It’s a piece of advice that seems so commonsensical that it hardly needs to be said aloud. All of our lives, we’re warned by our parents, teachers, friends, and advisors to be careful with money, especially when we’re saving for the future.
According to a recent Charles Schwab survey on modern retirement, most people (69 percent) start saving for their post-career life in their twenties and thirties. The same study also found that aspiring retirees saved an average of $920,000. Who among us would choose to risk losing almost a million dollars — a lifetime of savings?
You might be surprised. Despite having good intentions and a cautious mindset, countless savers trust their hard-earned retirement funds to financial professionals who aren’t obligated — or interested — in putting their financial interests first.
Why? The answer comes down to a misunderstanding of terms.
If you were to ask the average person what the difference is between a financial advisor and a broker, they would probably accuse you of asking them a trick question and say that the two words are one and the same. The two words have achieved near-synonymy in recent years, with most non-finance conversationalists using them interchangeably.
But this conflation is a dangerous mistake. A financial advisor and a broker are different professionals with entirely different goals.
Financial Advisor vs. Broker
A financial advisor — or, more specifically, a Registered Investment Advisor — is held to the fiduciary standard. They are required by law to offer impartial guidance and put the client’s financial interests ahead of their own.
An advisor’s compensation structure typically aligns an advisor’s motivations with their clients’, as well. While these professionals can technically be paid by the hour or service, they usually receive a percentage of a client’s portfolio. Generally, this portion comes to about 0.25 percent per quarter or 1 percent annually. This arrangement means that the advisor’s earnings only rise when yours do.

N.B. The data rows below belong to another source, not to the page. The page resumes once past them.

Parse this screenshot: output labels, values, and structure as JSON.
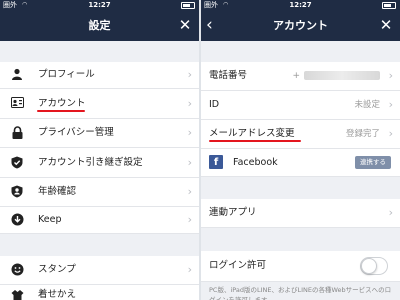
{
  "status": {
    "carrier": "圏外",
    "time": "12:27"
  },
  "left": {
    "title": "設定",
    "items": [
      {
        "label": "プロフィール",
        "icon": "person-icon"
      },
      {
        "label": "アカウント",
        "icon": "id-card-icon"
      },
      {
        "label": "プライバシー管理",
        "icon": "lock-icon"
      },
      {
        "label": "アカウント引き継ぎ設定",
        "icon": "shield-check-icon"
      },
      {
        "label": "年齢確認",
        "icon": "age-shield-icon"
      },
      {
        "label": "Keep",
        "icon": "keep-download-icon"
      },
      {
        "label": "スタンプ",
        "icon": "smile-icon"
      },
      {
        "label": "着せかえ",
        "icon": "theme-icon"
      }
    ]
  },
  "right": {
    "title": "アカウント",
    "phone": {
      "label": "電話番号",
      "prefix": "+"
    },
    "id": {
      "label": "ID",
      "value": "未設定"
    },
    "mail": {
      "label": "メールアドレス変更",
      "value": "登録完了"
    },
    "facebook": {
      "label": "Facebook",
      "button": "連携する"
    },
    "apps": {
      "label": "連動アプリ"
    },
    "login": {
      "label": "ログイン許可",
      "enabled": false
    },
    "note": "PC版、iPad版のLINE、およびLINEの各種Webサービスへのログインを許可します。"
  },
  "colors": {
    "navbar": "#1f2c44",
    "highlight": "#e4161f",
    "facebook": "#3b5998"
  }
}
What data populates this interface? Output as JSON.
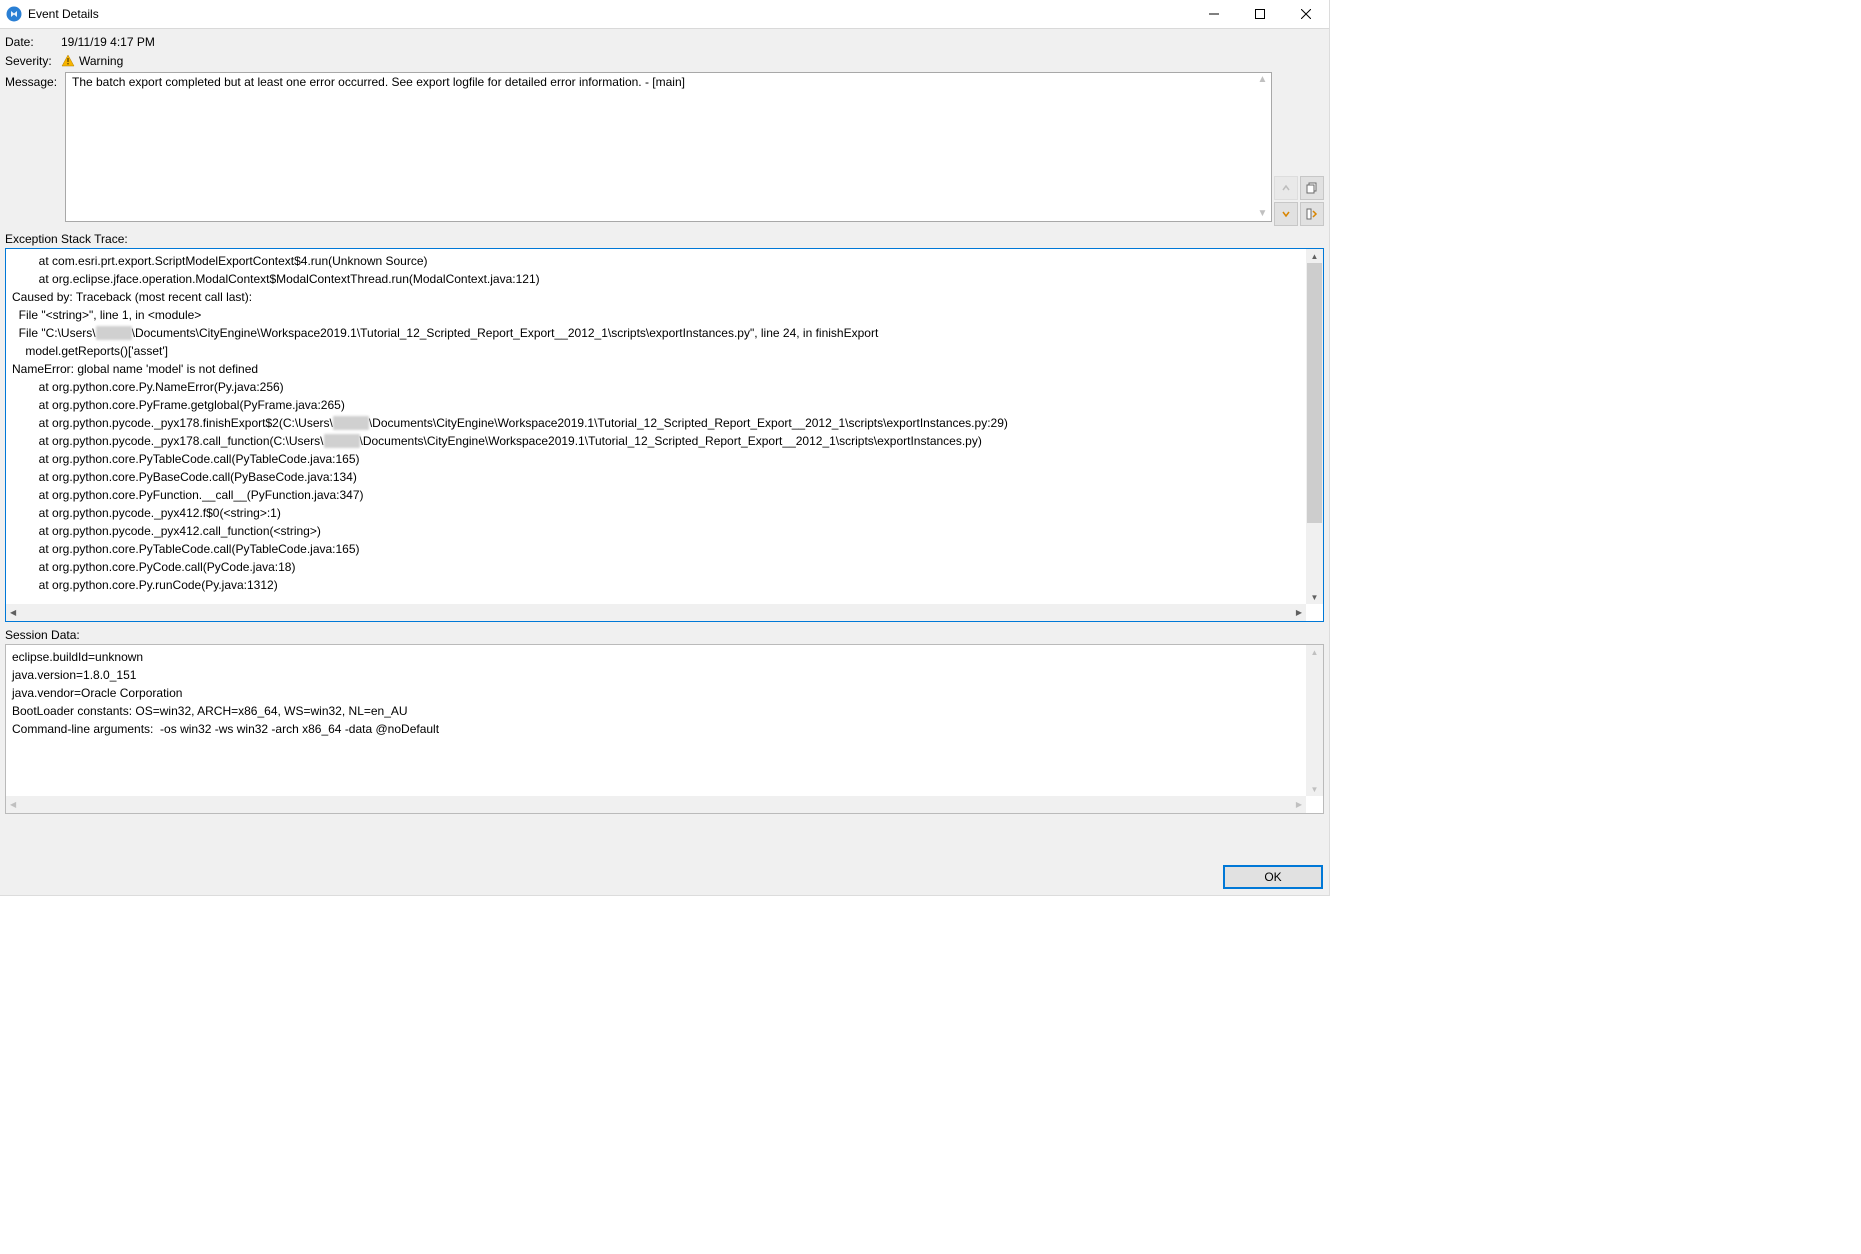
{
  "window": {
    "title": "Event Details"
  },
  "labels": {
    "date": "Date:",
    "severity": "Severity:",
    "message": "Message:",
    "stack_trace": "Exception Stack Trace:",
    "session_data": "Session Data:"
  },
  "values": {
    "date": "19/11/19 4:17 PM",
    "severity": "Warning",
    "message": "The batch export completed but at least one error occurred. See export logfile for detailed error information. - [main]"
  },
  "stack_trace": {
    "lines": [
      "        at com.esri.prt.export.ScriptModelExportContext$4.run(Unknown Source)",
      "        at org.eclipse.jface.operation.ModalContext$ModalContextThread.run(ModalContext.java:121)",
      "Caused by: Traceback (most recent call last):",
      "  File \"<string>\", line 1, in <module>",
      {
        "pre": "  File \"C:\\Users\\",
        "blur": "xxxxxx",
        "post": "\\Documents\\CityEngine\\Workspace2019.1\\Tutorial_12_Scripted_Report_Export__2012_1\\scripts\\exportInstances.py\", line 24, in finishExport"
      },
      "    model.getReports()['asset']",
      "NameError: global name 'model' is not defined",
      "",
      "        at org.python.core.Py.NameError(Py.java:256)",
      "        at org.python.core.PyFrame.getglobal(PyFrame.java:265)",
      {
        "pre": "        at org.python.pycode._pyx178.finishExport$2(C:\\Users\\",
        "blur": "xxxxxx",
        "post": "\\Documents\\CityEngine\\Workspace2019.1\\Tutorial_12_Scripted_Report_Export__2012_1\\scripts\\exportInstances.py:29)"
      },
      {
        "pre": "        at org.python.pycode._pyx178.call_function(C:\\Users\\",
        "blur": "xxxxxx",
        "post": "\\Documents\\CityEngine\\Workspace2019.1\\Tutorial_12_Scripted_Report_Export__2012_1\\scripts\\exportInstances.py)"
      },
      "        at org.python.core.PyTableCode.call(PyTableCode.java:165)",
      "        at org.python.core.PyBaseCode.call(PyBaseCode.java:134)",
      "        at org.python.core.PyFunction.__call__(PyFunction.java:347)",
      "        at org.python.pycode._pyx412.f$0(<string>:1)",
      "        at org.python.pycode._pyx412.call_function(<string>)",
      "        at org.python.core.PyTableCode.call(PyTableCode.java:165)",
      "        at org.python.core.PyCode.call(PyCode.java:18)",
      "        at org.python.core.Py.runCode(Py.java:1312)"
    ]
  },
  "session_data": {
    "lines": [
      "eclipse.buildId=unknown",
      "java.version=1.8.0_151",
      "java.vendor=Oracle Corporation",
      "BootLoader constants: OS=win32, ARCH=x86_64, WS=win32, NL=en_AU",
      "Command-line arguments:  -os win32 -ws win32 -arch x86_64 -data @noDefault"
    ]
  },
  "buttons": {
    "ok": "OK"
  }
}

Brokers, in contrast, do not need to adhere to a fiduciary standard. They only need to abide by a suitability standard — i.e., provide options that technically suit the client’s needs. However, they do not need to offer products that fit the client’s ideal budget and goals.
Moreover, because brokers tend to earn on commission, they’ll make more money off your account than financial advisors do. If a broker were to invest your money in a stock, you might be charged five percent upfront. If the stock goes up, you benefit. But if it goes down, the broker has already been paid and will be paid again when he sells you on another product.

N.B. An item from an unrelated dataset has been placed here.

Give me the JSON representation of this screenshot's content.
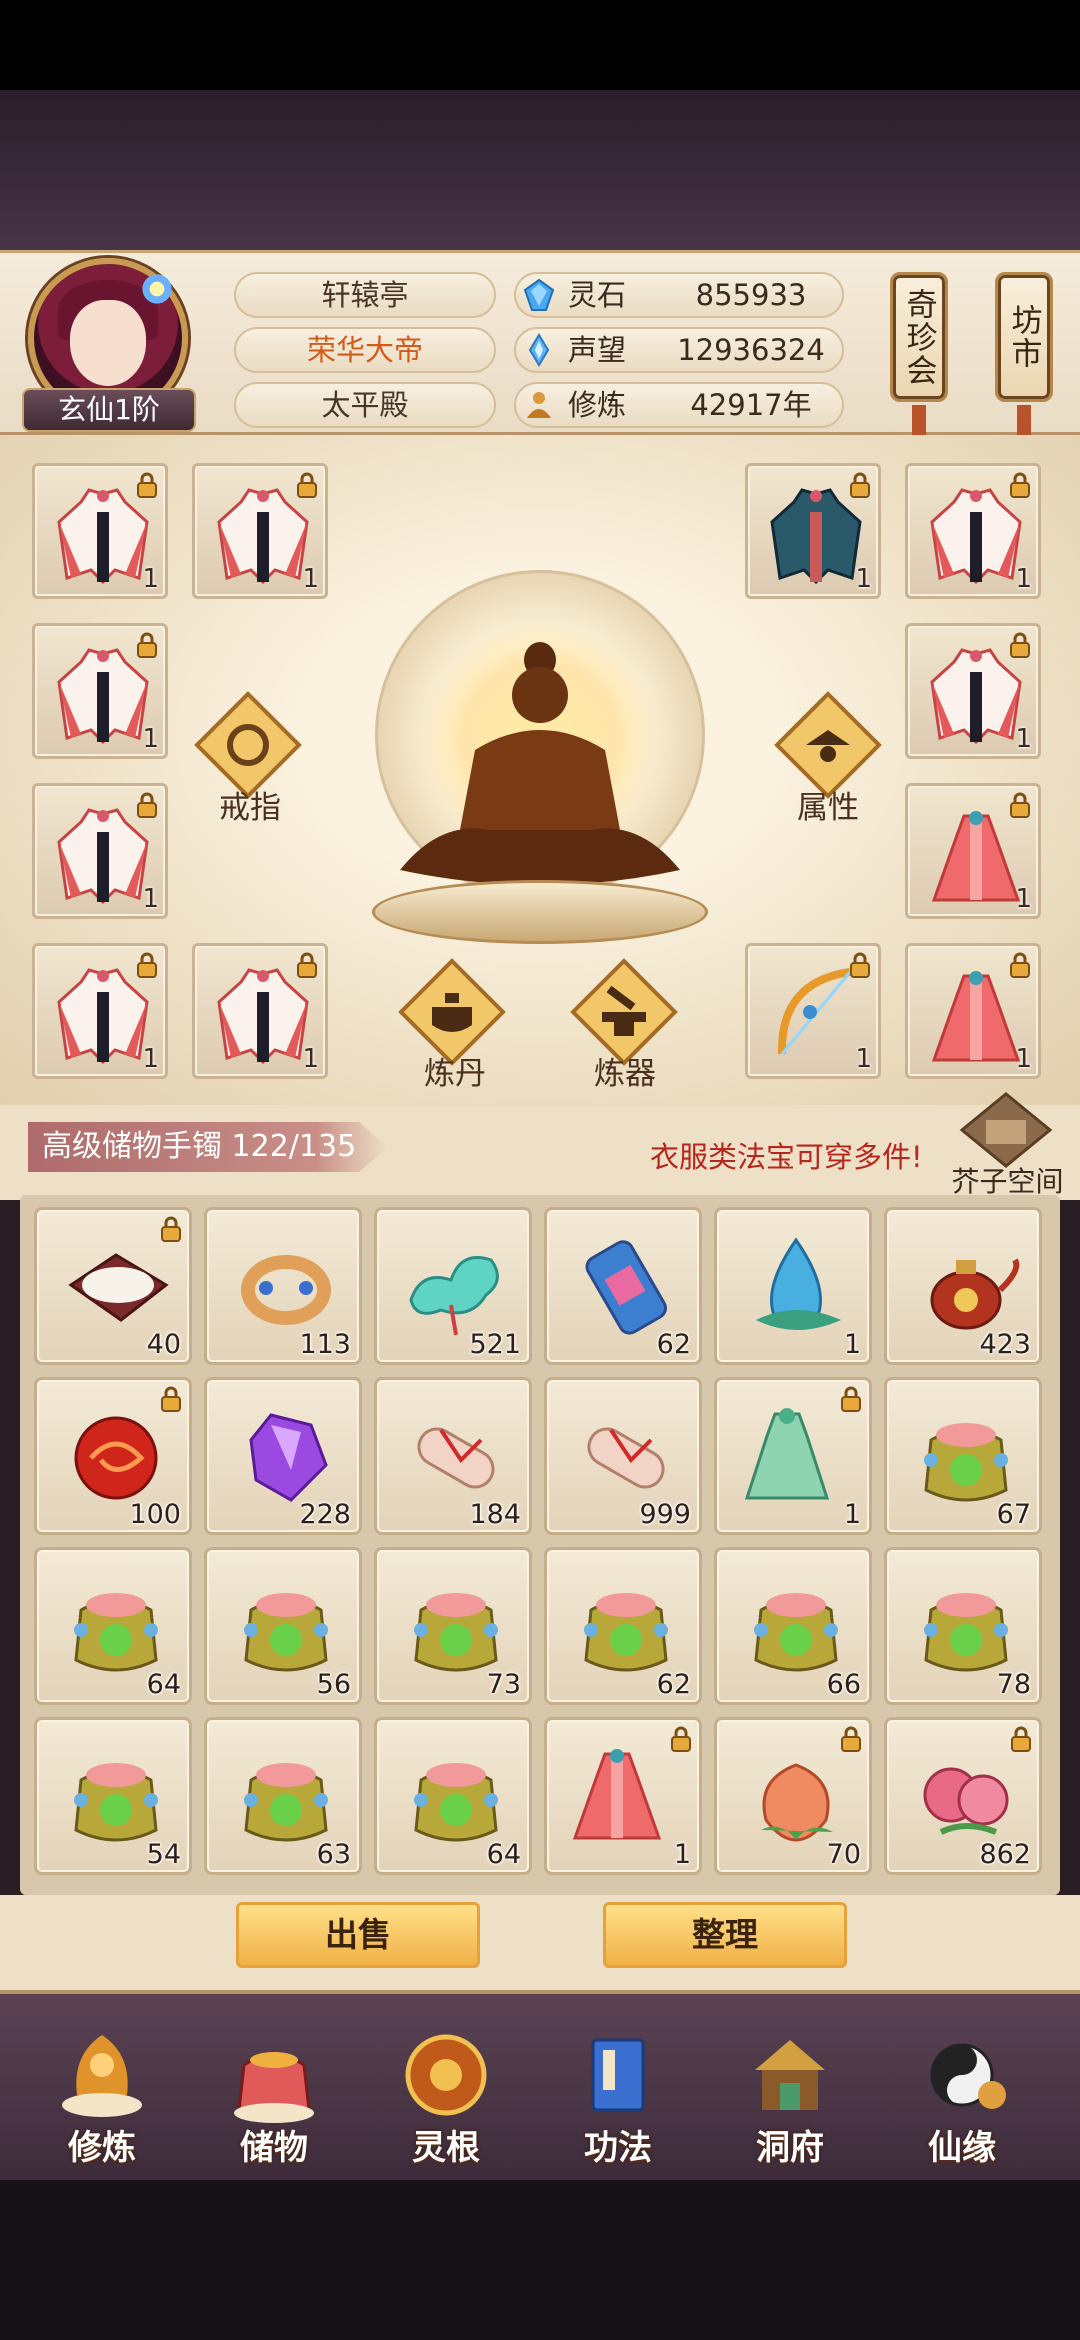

What Does the Difference Mean for You?
I don’t mean to say that brokers can’t be useful. Their position in the industry gives them invaluable insights into the market, which, in turn, allows them to provide savvy advice on investing decisions. It’s certainly possible to form a long-lasting and lucrative connection with a broker; many people do so!

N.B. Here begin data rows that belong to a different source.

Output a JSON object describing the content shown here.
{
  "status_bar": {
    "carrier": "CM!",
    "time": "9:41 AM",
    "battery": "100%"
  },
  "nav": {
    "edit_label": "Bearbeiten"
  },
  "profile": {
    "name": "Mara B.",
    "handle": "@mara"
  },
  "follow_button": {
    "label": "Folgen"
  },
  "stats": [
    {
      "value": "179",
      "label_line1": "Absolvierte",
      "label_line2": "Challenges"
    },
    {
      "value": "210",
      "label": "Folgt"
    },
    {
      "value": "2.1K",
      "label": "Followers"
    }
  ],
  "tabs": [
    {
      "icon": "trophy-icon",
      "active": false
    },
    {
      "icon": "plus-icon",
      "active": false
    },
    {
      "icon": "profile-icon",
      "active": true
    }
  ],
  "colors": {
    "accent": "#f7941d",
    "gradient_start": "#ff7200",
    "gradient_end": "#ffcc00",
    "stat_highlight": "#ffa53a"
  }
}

But if you want to work with a financial professional who truly has your best interests at heart — one who takes your financial goals and risk tolerance into consideration when offering products — you should opt for the fiduciary advisor. You worked hard for your retirement accounts; why would you hand them off to someone who doesn’t value them as much as you do?